Probe AirAsia graft allegations, Transparency International Malaysia tells SC

Two ‘executives’ of AirAsia and AirAsia X have been mentioned in legal documents listing instances of bribery by Airbus.

PETALING JAYA: Transparency International Malaysia (TI-M) has urged the Securities Commission (SC) to probe AirAsia and AirAsia X over corruption allegations implicating Airbus and two executives of the budget airlines.

TI-M president Muhammad Mohan said this was necessary as both companies were listed entities.

“This is a matter of public interest,” he said in a statement.

Muhammad also said the two companies should carry out their own independent investigation into the matter.

Yesterday, Britain’s The Telegraph reported that two “executives” at AirAsia and AirAsia X had been mentioned in legal documents which listed instances of bribery by Airbus to secure contracts through corrupt middlemen to sell its aircraft worldwide.

The documents are part of a multi-billion dollar settlement reached with anti-graft authorities in Britain, France and the United States, after the European plane maker admitted to “endemic levels of bribery across its international business”, the report said.

Citing documents attached to the settlement, it said Airbus paid US$50 million (RM204 million), and offered US$55 million (RM225 million) more, to sponsor a sports team linked to two unnamed “key decision-makers” at AirAsia and AirAsia X.

In a statement last night, AirAsia “vigorously” denied and rejected all claims of wrongdoing and said it will cooperate with the Malaysian Anti-Corruption Commission (MACC) on the matter.

MACC had said it will be investigating and was in touch with the British authorities.

Muhammad also said the allegations against the budget airlines prove that the corporate liability provision, which is part of the MACC Act, is badly needed.

The provision will come into effect in June.
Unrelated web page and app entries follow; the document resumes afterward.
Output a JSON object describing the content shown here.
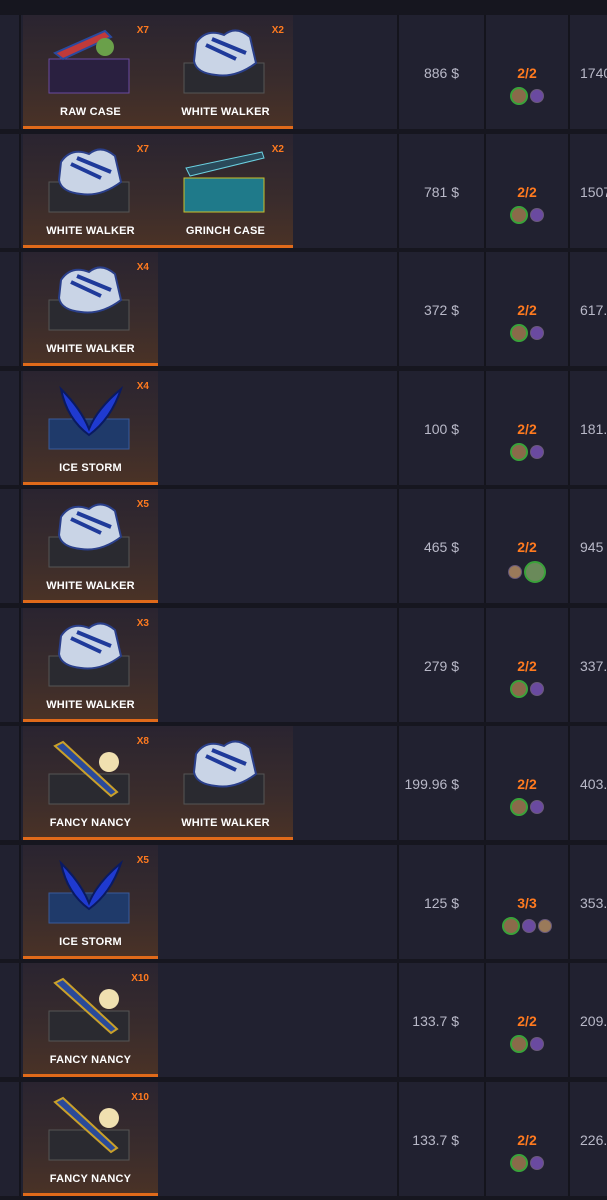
{
  "rows": [
    {
      "cases": [
        {
          "name": "RAW CASE",
          "mult": "X7",
          "icon": "knife-icon"
        },
        {
          "name": "WHITE WALKER",
          "mult": "X2",
          "icon": "gloves-icon"
        }
      ],
      "price": "886 $",
      "players": "2/2",
      "right": "1740"
    },
    {
      "cases": [
        {
          "name": "WHITE WALKER",
          "mult": "X7",
          "icon": "gloves-icon"
        },
        {
          "name": "GRINCH CASE",
          "mult": "X2",
          "icon": "rifle-icon"
        }
      ],
      "price": "781 $",
      "players": "2/2",
      "right": "1507"
    },
    {
      "cases": [
        {
          "name": "WHITE WALKER",
          "mult": "X4",
          "icon": "gloves-icon"
        }
      ],
      "price": "372 $",
      "players": "2/2",
      "right": "617."
    },
    {
      "cases": [
        {
          "name": "ICE STORM",
          "mult": "X4",
          "icon": "butterfly-knife-icon"
        }
      ],
      "price": "100 $",
      "players": "2/2",
      "right": "181."
    },
    {
      "cases": [
        {
          "name": "WHITE WALKER",
          "mult": "X5",
          "icon": "gloves-icon"
        }
      ],
      "price": "465 $",
      "players": "2/2",
      "right": "945"
    },
    {
      "cases": [
        {
          "name": "WHITE WALKER",
          "mult": "X3",
          "icon": "gloves-icon"
        }
      ],
      "price": "279 $",
      "players": "2/2",
      "right": "337."
    },
    {
      "cases": [
        {
          "name": "FANCY NANCY",
          "mult": "X8",
          "icon": "bayonet-icon"
        },
        {
          "name": "WHITE WALKER",
          "mult": "",
          "icon": "gloves-icon"
        }
      ],
      "price": "199.96 $",
      "players": "2/2",
      "right": "403."
    },
    {
      "cases": [
        {
          "name": "ICE STORM",
          "mult": "X5",
          "icon": "butterfly-knife-icon"
        }
      ],
      "price": "125 $",
      "players": "3/3",
      "right": "353."
    },
    {
      "cases": [
        {
          "name": "FANCY NANCY",
          "mult": "X10",
          "icon": "bayonet-icon"
        }
      ],
      "price": "133.7 $",
      "players": "2/2",
      "right": "209."
    },
    {
      "cases": [
        {
          "name": "FANCY NANCY",
          "mult": "X10",
          "icon": "bayonet-icon"
        }
      ],
      "price": "133.7 $",
      "players": "2/2",
      "right": "226."
    }
  ]
}
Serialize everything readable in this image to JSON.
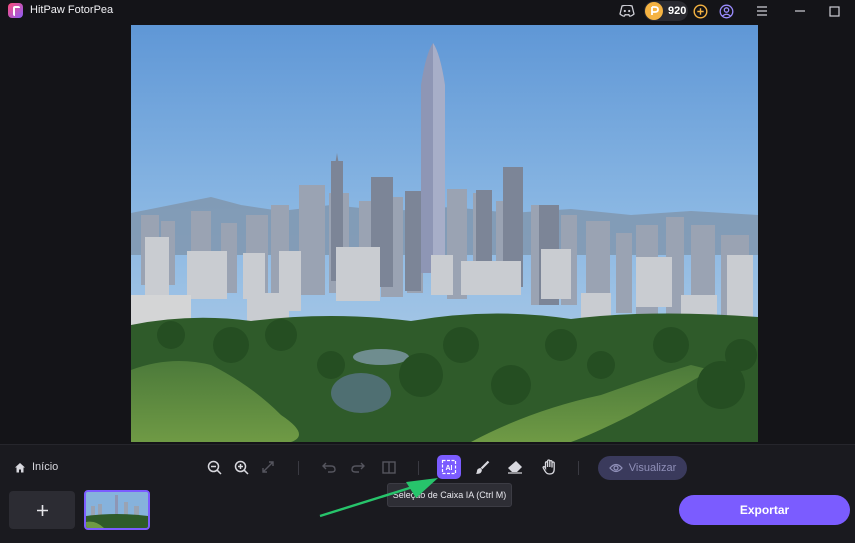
{
  "app": {
    "title": "HitPaw FotorPea"
  },
  "titlebar": {
    "coins": "920"
  },
  "toolbar": {
    "home_label": "Início",
    "visualize_label": "Visualizar",
    "ai_tooltip": "Seleção de Caixa IA (Ctrl M)",
    "ai_icon_text": "AI"
  },
  "bottom": {
    "export_label": "Exportar",
    "add_symbol": "+"
  },
  "colors": {
    "accent": "#7b5cff",
    "coin": "#f5b342",
    "background": "#141418"
  },
  "icons": [
    "app-logo-icon",
    "discord-icon",
    "coin-icon",
    "plus-circle-icon",
    "account-icon",
    "hamburger-menu-icon",
    "minimize-icon",
    "maximize-icon",
    "home-icon",
    "zoom-out-icon",
    "zoom-in-icon",
    "fit-screen-icon",
    "undo-icon",
    "redo-icon",
    "compare-icon",
    "ai-box-select-icon",
    "brush-icon",
    "eraser-icon",
    "hand-icon",
    "eye-icon",
    "plus-icon"
  ]
}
“It is to ensure good governance in all commercial organisations in Malaysia, while the companies and the directors must be accountable to put in adequate procedures to mitigate corruption risk,” he said.